■ What is expected: From the entries that follow, gather each line holding the word "JSON".

■ Data section:
· · ·
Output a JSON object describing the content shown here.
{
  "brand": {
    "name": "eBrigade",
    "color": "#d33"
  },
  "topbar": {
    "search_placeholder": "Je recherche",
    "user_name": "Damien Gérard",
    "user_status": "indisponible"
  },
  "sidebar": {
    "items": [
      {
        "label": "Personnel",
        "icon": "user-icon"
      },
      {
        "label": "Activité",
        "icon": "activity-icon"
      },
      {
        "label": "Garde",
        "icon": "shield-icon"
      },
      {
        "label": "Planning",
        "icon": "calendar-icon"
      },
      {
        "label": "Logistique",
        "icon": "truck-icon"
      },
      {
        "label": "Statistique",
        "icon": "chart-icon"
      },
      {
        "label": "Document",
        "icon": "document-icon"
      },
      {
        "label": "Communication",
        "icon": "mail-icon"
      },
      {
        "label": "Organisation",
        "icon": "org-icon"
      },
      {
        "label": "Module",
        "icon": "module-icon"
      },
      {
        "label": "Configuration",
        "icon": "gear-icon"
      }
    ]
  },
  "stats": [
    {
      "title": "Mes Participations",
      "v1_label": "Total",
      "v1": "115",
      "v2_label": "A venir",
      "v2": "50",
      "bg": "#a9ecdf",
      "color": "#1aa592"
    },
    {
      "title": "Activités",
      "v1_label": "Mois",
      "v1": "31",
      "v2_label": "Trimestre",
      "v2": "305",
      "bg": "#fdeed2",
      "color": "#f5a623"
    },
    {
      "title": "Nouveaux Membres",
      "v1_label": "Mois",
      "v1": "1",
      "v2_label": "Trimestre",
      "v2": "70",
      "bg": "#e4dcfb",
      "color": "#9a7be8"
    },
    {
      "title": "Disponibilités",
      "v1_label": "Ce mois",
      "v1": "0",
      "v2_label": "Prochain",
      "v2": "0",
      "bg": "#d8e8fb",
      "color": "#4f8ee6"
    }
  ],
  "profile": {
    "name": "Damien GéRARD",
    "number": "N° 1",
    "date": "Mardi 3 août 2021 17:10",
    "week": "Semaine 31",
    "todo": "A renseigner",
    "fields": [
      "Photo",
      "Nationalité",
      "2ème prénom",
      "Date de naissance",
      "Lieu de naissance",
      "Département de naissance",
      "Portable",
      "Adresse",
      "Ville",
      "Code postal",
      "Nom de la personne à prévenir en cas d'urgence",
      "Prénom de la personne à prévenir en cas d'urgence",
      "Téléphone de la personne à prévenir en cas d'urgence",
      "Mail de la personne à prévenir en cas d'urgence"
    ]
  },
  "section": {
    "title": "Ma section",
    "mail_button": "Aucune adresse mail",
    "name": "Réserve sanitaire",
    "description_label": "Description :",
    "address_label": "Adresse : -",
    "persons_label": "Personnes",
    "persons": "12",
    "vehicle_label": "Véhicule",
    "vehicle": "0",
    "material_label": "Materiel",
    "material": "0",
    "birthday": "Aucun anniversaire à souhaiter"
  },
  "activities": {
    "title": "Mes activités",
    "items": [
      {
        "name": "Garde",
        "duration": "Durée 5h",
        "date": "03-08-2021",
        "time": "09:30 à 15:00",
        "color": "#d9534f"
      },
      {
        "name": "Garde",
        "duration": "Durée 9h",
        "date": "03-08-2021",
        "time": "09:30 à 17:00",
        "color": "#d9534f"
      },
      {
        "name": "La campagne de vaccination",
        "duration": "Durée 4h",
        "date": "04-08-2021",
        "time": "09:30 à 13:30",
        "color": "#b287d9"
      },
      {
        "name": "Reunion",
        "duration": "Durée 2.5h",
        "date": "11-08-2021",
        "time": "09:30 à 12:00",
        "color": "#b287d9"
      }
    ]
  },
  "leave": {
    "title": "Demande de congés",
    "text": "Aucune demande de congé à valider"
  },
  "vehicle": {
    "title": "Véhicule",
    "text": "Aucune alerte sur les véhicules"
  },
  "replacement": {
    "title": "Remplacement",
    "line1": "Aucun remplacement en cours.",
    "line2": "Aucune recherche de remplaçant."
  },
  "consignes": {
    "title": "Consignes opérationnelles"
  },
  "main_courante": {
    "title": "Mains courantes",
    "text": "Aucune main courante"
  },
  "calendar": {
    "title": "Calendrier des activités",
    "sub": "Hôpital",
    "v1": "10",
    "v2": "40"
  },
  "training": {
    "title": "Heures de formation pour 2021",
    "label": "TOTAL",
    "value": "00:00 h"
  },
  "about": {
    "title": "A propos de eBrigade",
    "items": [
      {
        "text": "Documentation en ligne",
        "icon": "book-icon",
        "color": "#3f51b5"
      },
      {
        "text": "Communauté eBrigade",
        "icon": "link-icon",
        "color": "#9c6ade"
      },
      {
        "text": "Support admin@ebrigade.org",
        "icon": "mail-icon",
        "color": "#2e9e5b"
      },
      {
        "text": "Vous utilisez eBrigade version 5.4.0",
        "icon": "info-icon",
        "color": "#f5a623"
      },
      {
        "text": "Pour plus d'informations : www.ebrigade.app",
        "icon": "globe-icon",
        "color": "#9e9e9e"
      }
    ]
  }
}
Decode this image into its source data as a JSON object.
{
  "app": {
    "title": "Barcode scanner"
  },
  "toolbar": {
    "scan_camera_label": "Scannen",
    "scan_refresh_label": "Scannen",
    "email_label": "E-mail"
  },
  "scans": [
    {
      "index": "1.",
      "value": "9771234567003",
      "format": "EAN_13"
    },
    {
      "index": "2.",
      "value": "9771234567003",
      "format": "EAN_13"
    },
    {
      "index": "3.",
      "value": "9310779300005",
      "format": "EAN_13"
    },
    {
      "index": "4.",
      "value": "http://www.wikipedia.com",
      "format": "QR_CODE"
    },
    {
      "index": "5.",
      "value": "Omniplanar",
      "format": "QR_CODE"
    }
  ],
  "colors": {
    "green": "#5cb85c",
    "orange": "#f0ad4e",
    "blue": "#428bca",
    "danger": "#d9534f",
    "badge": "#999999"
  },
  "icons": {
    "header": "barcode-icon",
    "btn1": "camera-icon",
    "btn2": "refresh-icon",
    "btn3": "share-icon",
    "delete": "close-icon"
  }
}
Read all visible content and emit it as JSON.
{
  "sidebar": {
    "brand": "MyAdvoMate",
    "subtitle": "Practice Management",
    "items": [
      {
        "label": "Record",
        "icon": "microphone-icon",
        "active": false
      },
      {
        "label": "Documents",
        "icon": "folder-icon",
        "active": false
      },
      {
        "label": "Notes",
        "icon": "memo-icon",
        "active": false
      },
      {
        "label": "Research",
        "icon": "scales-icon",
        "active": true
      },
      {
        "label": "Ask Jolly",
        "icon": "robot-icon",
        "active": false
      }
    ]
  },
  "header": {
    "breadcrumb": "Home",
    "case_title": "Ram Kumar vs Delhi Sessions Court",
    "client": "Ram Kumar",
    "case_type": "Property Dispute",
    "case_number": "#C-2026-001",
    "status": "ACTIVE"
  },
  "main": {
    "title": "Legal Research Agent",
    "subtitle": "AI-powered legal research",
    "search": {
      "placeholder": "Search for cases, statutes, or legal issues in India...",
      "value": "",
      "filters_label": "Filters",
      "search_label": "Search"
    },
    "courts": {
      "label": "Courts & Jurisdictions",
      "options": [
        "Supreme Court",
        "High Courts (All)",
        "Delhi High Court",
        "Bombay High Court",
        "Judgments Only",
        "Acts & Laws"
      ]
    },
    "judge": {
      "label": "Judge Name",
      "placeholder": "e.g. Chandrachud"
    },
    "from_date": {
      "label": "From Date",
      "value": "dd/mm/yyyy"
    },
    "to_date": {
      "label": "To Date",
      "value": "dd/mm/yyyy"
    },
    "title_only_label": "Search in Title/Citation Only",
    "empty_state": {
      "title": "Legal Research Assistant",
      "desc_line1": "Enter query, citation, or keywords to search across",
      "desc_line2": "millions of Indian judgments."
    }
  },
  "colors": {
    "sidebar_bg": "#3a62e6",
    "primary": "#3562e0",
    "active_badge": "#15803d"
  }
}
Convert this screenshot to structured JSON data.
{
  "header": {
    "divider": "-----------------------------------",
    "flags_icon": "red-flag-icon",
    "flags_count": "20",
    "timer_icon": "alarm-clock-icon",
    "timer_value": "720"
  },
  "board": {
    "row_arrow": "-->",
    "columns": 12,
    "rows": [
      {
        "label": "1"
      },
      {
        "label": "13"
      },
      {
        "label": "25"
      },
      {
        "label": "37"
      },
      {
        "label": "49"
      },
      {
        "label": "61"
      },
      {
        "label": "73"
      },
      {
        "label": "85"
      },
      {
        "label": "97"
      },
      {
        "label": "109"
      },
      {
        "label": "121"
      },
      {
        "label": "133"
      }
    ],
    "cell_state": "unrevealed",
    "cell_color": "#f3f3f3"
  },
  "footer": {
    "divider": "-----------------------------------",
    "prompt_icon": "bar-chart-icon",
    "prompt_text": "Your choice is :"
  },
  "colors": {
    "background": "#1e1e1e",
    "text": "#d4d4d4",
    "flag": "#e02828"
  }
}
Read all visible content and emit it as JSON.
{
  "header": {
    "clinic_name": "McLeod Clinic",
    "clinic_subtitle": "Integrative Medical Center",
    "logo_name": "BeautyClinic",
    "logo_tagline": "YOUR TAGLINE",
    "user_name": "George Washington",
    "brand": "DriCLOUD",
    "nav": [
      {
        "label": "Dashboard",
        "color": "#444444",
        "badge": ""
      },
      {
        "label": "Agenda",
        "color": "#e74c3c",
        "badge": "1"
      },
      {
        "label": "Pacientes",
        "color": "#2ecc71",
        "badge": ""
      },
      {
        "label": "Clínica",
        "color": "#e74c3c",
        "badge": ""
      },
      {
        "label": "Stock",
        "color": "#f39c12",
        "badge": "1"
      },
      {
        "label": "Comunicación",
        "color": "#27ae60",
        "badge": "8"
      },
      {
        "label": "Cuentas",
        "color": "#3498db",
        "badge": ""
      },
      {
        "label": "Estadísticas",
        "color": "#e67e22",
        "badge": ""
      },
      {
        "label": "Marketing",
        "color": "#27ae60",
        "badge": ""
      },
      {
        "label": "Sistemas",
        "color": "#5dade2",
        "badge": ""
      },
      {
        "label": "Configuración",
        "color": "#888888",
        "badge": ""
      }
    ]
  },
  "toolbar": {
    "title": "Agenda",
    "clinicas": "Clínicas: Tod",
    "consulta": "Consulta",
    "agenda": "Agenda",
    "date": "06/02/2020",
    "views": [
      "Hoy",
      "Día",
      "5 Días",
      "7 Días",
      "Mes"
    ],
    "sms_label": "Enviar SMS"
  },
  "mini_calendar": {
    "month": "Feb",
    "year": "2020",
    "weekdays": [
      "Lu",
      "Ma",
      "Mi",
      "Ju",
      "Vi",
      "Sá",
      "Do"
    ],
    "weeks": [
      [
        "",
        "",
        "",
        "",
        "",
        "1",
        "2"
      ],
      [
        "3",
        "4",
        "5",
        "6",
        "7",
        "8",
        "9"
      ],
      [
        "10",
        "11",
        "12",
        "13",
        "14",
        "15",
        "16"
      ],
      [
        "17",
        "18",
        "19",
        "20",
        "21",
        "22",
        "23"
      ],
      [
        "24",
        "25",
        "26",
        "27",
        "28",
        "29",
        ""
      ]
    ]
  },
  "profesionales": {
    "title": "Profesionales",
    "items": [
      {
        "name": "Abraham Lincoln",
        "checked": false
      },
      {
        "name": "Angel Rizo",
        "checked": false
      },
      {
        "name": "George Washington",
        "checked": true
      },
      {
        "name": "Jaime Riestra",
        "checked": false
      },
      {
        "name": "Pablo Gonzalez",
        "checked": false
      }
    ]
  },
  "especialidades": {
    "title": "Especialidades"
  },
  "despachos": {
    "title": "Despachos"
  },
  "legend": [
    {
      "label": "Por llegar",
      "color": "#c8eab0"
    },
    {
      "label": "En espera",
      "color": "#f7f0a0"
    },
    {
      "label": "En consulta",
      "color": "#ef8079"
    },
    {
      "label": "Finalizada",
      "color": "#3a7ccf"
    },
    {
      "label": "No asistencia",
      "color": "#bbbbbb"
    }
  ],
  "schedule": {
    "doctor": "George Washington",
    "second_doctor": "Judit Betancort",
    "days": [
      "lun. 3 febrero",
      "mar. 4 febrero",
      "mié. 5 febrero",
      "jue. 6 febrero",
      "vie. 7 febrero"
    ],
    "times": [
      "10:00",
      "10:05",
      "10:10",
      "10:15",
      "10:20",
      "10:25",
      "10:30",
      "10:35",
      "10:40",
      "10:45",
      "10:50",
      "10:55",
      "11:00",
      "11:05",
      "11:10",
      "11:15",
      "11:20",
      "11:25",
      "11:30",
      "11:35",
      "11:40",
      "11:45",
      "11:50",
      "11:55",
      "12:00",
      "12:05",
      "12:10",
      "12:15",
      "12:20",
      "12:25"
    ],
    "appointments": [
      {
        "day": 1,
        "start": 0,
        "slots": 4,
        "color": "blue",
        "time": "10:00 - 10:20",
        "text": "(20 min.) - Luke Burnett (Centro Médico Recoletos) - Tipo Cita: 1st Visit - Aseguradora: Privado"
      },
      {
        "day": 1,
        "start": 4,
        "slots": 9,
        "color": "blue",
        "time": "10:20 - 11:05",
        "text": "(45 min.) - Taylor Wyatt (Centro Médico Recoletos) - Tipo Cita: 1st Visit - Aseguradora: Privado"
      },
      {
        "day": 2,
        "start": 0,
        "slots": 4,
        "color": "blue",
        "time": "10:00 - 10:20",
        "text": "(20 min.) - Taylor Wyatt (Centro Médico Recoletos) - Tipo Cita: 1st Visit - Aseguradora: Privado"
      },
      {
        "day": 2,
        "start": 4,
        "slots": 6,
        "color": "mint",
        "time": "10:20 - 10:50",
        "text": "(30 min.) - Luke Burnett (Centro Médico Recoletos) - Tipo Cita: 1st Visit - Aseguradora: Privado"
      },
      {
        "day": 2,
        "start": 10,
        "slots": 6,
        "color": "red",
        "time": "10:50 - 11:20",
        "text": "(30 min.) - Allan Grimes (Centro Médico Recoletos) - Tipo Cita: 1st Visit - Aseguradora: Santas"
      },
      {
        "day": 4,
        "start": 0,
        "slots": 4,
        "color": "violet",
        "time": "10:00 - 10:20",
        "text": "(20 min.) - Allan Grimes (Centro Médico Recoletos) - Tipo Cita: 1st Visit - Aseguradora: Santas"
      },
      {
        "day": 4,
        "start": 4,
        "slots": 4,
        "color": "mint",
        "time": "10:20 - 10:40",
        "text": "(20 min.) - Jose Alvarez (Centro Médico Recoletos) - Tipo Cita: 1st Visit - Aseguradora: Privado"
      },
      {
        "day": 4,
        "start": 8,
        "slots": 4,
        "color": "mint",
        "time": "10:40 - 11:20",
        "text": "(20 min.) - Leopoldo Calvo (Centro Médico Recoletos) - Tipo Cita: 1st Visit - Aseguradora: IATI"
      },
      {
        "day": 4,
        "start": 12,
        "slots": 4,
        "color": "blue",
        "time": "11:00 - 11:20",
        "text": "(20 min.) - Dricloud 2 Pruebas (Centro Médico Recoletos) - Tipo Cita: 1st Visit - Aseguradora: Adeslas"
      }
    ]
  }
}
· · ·
■ Solution below:
Output a JSON object describing the content shown here.
Decode this image into its source data as a JSON object.
Read all visible content and emit it as JSON.
Convert this screenshot to structured JSON data.
Read all visible content and emit it as JSON.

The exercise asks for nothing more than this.